Published On December 07, 2018Now that the world has survived GDPR implementation, is it time for the United States to enact a federal data protection law of its own?
Now that the world has survived Europe’s implementation of the General Data Protection Regulation (which became effective on May 25, 2018), and countries like Brazil and states like California and New York have passed their own data protection laws, one cannot help but wonder: Is it finally time for the United States to pass a federal data protection law of its own?
It’s tempting. Instead of a patchwork of overlapping and occasionally conflicting legislation at the international, national and state levels, we’d have a unified law. Of course, we’d still have to comply with GDPR and other international laws, but rather than following everyone else’s lead, the U.S. government could provide a coherent legislative approach that might appease everyone — consumers, the regulated community, privacy advocates and the government regulatory agencies.
The Case for a Federal Data Protection Law
With an umbrella data protection law, legal and compliance teams (and even everyday businesspeople) would not need to parse as many overlapping legal requirements to figure out what data needs to be managed, how and when it needs to be managed, whom to inform and so on.
Now, depending on your location and industry, you may have to navigate the requirements of GDPR, other countries’ data protection laws and U.S. data privacy statutes (and their accompanying regulations), such as:
- The Gramm-Leach-Bliley Act (formerly known as the Financial Modernization Act of 1999), which focuses on the financial services industry’s management of personal information
- The Health Information Portability and Accountability Act (HIPAA), which focuses on the healthcare industry and the privacy of “individually identifiable health information”
- The Federal Trade Commission Act, which generally forbids deceptive or unfair practices against consumers, such as an organization’s failing to adequately protect data or to follow its own privacy policies
- The Fair Credit Reporting Act as amended, which includes credit card security measures and identity theft detection and response requirements
- The Driver’s Privacy Protection Act of 1994, which governs the disclosure of personal information possessed by state departments of motor vehicles
At the very least, a federal data protection law would be a step toward uniformity and simplicity. States don’t all use the same standard to determine which information is protected. Some focus on social security numbers, some on personally identifiable information (PII) and some on cybersecurity risk. A federal U.S. data protection law could benefit not only organizations, but also individuals, who could enjoy a more consistent layer of protection.
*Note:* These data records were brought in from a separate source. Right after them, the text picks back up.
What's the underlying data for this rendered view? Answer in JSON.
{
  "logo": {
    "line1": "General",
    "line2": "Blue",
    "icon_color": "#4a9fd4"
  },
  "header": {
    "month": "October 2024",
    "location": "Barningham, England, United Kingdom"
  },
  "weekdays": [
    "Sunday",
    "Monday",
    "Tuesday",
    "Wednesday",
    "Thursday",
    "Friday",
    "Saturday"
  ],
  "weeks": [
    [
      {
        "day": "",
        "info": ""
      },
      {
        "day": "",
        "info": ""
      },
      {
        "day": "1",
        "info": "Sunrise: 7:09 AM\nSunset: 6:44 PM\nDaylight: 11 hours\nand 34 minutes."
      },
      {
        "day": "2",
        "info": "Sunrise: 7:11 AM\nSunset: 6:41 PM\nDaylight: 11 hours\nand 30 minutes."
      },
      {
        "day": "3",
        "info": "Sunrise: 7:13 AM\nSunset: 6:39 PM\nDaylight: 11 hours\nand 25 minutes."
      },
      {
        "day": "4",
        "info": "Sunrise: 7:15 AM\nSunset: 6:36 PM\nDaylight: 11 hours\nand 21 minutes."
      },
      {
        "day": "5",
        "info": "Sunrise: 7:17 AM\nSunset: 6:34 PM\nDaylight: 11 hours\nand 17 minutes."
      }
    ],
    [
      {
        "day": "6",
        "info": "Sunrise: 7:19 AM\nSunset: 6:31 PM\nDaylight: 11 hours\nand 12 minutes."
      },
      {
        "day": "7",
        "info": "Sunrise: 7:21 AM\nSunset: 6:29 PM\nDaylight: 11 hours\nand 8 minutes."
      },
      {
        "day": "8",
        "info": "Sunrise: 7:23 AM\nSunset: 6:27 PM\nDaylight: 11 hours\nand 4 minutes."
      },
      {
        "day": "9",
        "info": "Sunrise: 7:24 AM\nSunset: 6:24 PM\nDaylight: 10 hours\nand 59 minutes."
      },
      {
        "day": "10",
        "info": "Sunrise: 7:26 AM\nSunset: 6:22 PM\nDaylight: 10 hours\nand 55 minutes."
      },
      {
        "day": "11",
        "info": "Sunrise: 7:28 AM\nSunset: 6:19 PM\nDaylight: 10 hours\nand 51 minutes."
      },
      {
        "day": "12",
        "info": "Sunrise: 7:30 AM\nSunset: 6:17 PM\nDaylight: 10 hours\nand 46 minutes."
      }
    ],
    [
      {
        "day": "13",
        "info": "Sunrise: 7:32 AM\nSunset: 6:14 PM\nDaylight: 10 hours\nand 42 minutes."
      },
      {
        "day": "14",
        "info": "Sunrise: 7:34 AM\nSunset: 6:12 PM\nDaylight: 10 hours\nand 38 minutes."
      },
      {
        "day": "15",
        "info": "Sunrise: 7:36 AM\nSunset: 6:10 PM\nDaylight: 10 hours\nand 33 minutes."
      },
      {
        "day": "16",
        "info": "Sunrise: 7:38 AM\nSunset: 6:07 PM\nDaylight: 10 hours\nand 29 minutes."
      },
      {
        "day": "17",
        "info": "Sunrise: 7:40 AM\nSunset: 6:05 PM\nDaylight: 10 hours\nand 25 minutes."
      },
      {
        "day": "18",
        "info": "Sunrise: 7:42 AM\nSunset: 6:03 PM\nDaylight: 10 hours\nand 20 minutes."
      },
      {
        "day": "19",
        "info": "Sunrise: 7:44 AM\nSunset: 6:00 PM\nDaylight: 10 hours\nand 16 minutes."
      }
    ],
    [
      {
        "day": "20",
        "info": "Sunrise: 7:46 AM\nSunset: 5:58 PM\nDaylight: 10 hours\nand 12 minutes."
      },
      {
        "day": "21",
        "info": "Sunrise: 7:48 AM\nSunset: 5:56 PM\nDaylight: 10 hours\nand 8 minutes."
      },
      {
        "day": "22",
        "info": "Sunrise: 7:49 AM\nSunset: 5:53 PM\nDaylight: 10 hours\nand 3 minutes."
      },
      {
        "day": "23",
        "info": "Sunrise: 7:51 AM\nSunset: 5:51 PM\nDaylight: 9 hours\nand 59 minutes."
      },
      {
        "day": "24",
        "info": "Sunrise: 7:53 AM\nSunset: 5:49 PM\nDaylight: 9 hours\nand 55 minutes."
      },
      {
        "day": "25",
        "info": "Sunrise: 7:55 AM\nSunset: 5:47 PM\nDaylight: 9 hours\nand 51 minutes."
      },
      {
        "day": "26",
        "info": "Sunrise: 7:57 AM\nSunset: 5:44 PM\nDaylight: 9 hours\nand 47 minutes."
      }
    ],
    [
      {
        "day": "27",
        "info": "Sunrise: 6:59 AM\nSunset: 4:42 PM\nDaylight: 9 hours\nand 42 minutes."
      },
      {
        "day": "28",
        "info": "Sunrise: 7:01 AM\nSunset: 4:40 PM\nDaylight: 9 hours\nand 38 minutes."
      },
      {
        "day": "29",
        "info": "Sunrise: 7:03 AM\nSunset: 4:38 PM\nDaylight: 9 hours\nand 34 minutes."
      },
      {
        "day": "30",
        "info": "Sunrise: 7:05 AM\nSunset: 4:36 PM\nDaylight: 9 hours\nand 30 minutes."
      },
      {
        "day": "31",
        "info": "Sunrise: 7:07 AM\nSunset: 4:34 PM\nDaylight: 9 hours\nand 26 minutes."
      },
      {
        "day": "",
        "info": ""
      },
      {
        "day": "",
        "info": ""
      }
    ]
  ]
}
Not So Fast …
Comprehensive federal legislation might seem attractive, but it isn’t passed all that often. For instance, the United States does not have a comprehensive environmental protection statute. And just think about how long it took to pass comprehensive health insurance legislation, and about the legal challenges that followed.
It may surprise some that the word “privacy” does not appear in the U.S. Constitution (rather, to summarize a long history of litigation on the subject, privacy rights “emanate” from the document), and certainly data protection is not an enumerated right in the Constitution, either. There’s no consensus on the nature of data protection rights — especially where we voluntarily provide our own data to various entities.
Most people agree that certain elements of internet usage have sometimes gone awry, but web use remains a voluntary activity. Moreover, data is useful — it makes targeted advertising effective and helps search engines produce relevant results. Some may not want to limit access to data for that reason.
A comprehensive federal data protection law would not come without costs and would add yet another layer of compliance for organizations. Issues with enforcement, lawsuits, clogged courts and more could take lots of time and slow the economy down.
Ultimately, whether or not we get a federal law, the existing international and state legislation has arguably helped organizations and individuals learn to appreciate the importance and sensitivity of data. The culture around data safety has already been transformed.